■ **What the task requires**
What lines below include the word "time"? Copy each one.

[Website and app data records]
============================================================

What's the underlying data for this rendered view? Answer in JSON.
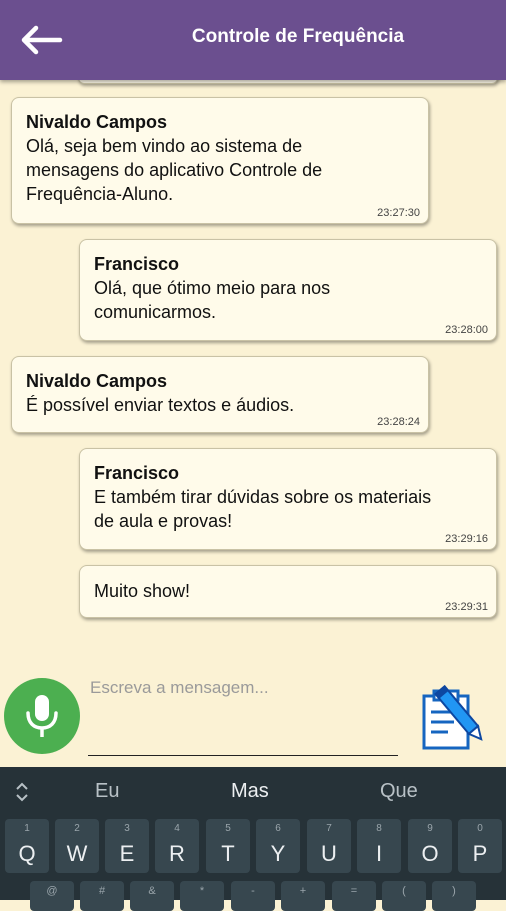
{
  "header": {
    "title": "Controle de Frequência",
    "back_icon": "arrow-left-icon",
    "color": "#6b4f8f"
  },
  "messages": [
    {
      "sender": "Nivaldo Campos",
      "lines": [
        "Olá, seja bem vindo ao sistema de",
        "mensagens do aplicativo Controle de",
        "Frequência-Aluno."
      ],
      "time": "23:27:30",
      "side": "left"
    },
    {
      "sender": "Francisco",
      "lines": [
        "Olá, que ótimo meio para nos",
        "comunicarmos."
      ],
      "time": "23:28:00",
      "side": "right"
    },
    {
      "sender": "Nivaldo Campos",
      "lines": [
        "É possível enviar textos e áudios."
      ],
      "time": "23:28:24",
      "side": "left"
    },
    {
      "sender": "Francisco",
      "lines": [
        "E também tirar dúvidas sobre os materiais",
        "de aula e provas!"
      ],
      "time": "23:29:16",
      "side": "right"
    },
    {
      "sender": "",
      "lines": [
        "Muito show!"
      ],
      "time": "23:29:31",
      "side": "right"
    }
  ],
  "composer": {
    "placeholder": "Escreva a mensagem...",
    "value": "",
    "mic_icon": "microphone-icon",
    "mic_color": "#4caf50",
    "send_icon": "notepad-pencil-icon"
  },
  "keyboard": {
    "suggestions": [
      "Eu",
      "Mas",
      "Que"
    ],
    "row1": [
      {
        "digit": "1",
        "letter": "Q"
      },
      {
        "digit": "2",
        "letter": "W"
      },
      {
        "digit": "3",
        "letter": "E"
      },
      {
        "digit": "4",
        "letter": "R"
      },
      {
        "digit": "5",
        "letter": "T"
      },
      {
        "digit": "6",
        "letter": "Y"
      },
      {
        "digit": "7",
        "letter": "U"
      },
      {
        "digit": "8",
        "letter": "I"
      },
      {
        "digit": "9",
        "letter": "O"
      },
      {
        "digit": "0",
        "letter": "P"
      }
    ],
    "row2_symbols": [
      "@",
      "#",
      "&",
      "*",
      "-",
      "+",
      "=",
      "(",
      ")"
    ]
  }
}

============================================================

■ **Result below**
      "time": "23:27:30",
      "time": "23:28:00",
      "time": "23:28:24",
      "time": "23:29:16",
      "time": "23:29:31",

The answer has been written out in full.